How to ask for your worth as a woman of color
Since the odds of starting at the high end of the pay scale are against you as a woman of color, you have to make a greater effort to make the case for more money. That’s one reason why Janelle Harris Dixon, a writer based in Washington, D.C., took a class on improving her salary negotiation skills.
“I’ve been self-employed for almost 10 years, and even after all of that time, I still have a hard time speaking up for myself when it comes to money, especially asking for a higher pay rate,” she says.
But she recognized that if she didn’t ask for more, chances are nobody was going to volunteer to give her more. The class she took helped her think through and practice the language she would use to negotiate her rate. It also included role-playing so she could practice asking for more money.

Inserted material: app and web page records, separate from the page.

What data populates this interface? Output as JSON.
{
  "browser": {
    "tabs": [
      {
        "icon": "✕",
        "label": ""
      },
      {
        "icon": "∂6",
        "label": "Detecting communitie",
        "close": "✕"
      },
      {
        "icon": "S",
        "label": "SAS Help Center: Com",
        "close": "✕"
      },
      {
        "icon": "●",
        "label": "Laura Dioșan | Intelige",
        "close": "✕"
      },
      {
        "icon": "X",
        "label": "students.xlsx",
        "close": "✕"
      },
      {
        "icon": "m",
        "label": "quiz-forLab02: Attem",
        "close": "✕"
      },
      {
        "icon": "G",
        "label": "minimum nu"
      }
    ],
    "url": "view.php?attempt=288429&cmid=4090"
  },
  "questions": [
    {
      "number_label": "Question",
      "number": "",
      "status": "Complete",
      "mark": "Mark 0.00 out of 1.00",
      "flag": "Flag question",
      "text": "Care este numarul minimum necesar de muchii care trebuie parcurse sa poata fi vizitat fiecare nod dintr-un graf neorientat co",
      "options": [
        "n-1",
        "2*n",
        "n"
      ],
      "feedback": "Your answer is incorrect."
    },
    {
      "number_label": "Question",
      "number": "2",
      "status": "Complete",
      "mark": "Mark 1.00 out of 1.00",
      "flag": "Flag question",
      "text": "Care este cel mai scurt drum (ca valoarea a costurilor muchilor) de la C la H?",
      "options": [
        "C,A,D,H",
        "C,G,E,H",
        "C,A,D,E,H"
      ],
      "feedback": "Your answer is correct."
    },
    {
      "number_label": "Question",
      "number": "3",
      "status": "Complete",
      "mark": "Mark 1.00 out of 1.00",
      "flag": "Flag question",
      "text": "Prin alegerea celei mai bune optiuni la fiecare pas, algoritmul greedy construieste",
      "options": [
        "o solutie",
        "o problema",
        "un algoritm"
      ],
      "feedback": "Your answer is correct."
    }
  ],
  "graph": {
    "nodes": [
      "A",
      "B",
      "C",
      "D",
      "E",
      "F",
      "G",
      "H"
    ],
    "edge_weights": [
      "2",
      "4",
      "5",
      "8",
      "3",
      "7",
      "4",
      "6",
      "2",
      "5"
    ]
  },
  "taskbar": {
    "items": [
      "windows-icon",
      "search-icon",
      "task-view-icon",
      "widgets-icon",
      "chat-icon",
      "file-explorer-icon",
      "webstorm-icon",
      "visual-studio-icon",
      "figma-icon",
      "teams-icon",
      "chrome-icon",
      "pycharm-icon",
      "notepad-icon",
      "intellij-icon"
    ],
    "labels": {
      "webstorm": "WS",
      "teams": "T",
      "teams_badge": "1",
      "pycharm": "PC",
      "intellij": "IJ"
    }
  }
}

“I think that one exercise empowered me to ask for what I want without apologizing, overexplaining or chickening out altogether,” Dixon says.
There are also resources you can tap to become a better negotiator. For example, the AAUW offers free in-person workshops and a virtual course that can help you learn such skills as how to determine the going rate for a particular position, as well as how to create your own negotiation strategy.
Do your research first
It is also critical to find out as much salary information as you can about a potential position.
Websites such as Glassdoor and Payscale can help you get an idea of the market pay for a particular role. Also, employees in a number of industries have recently tackled the pay gap head-on by creating and circulating spreadsheets in which workers post their salaries and positions anonymously. Such efforts throw the curtains back on salary data. If you can’t find one for your field, you can always start your own.
Have a negotiation plan
When it’s time to come to the negotiation table:
- Don’t always give all your info. “As an HR leader, I have witnessed specifically women of color shortchange themselves in fear of being counted out,” Duncan says. One mistake candidates make: They tell the employer what they are currently making. As women of color, the stats suggest you have already been making less than your white counterparts, so sharing this information is a mistake. “When discussing compensation in an interview, the only information you need to give is your desired salary,” Duncan adds.
- Prepare to negotiate down. “When discussing compensation in an interview, ask for a minimum of $10,000-$15,000 more than the market rate,” Duncan advises. “This way, if you end up negotiating, you may come away with more than the market minimum.”
- Consider your future earning potential. When you’re discussing an offer, don’t be afraid to ask about what may come later down the line. “You might ask, ‘Is this salary at the end of your budget or is there room for me to still grow?’,” Kirk suggests. The answer they provide to that question will let you know whether the position is likely to bring you long-term financial growth.
How to be an ally to your women of color colleagues
You don’t have to be a woman of color to appreciate fairness and equality. If you want to do your part to ensure a level-playing field in the workplace, there are tangible actions you can take.
An advocate is someone who helps a woman of color be more visible in the workplace. If it’s a manager, he or she may offer the woman of color stretch projects or partner them with individuals at higher levels in the organization, Duncan says. “An ally is a vocal advocate who uses their voice to bring attention to me by speaking up for me and others that are disadvantaged.”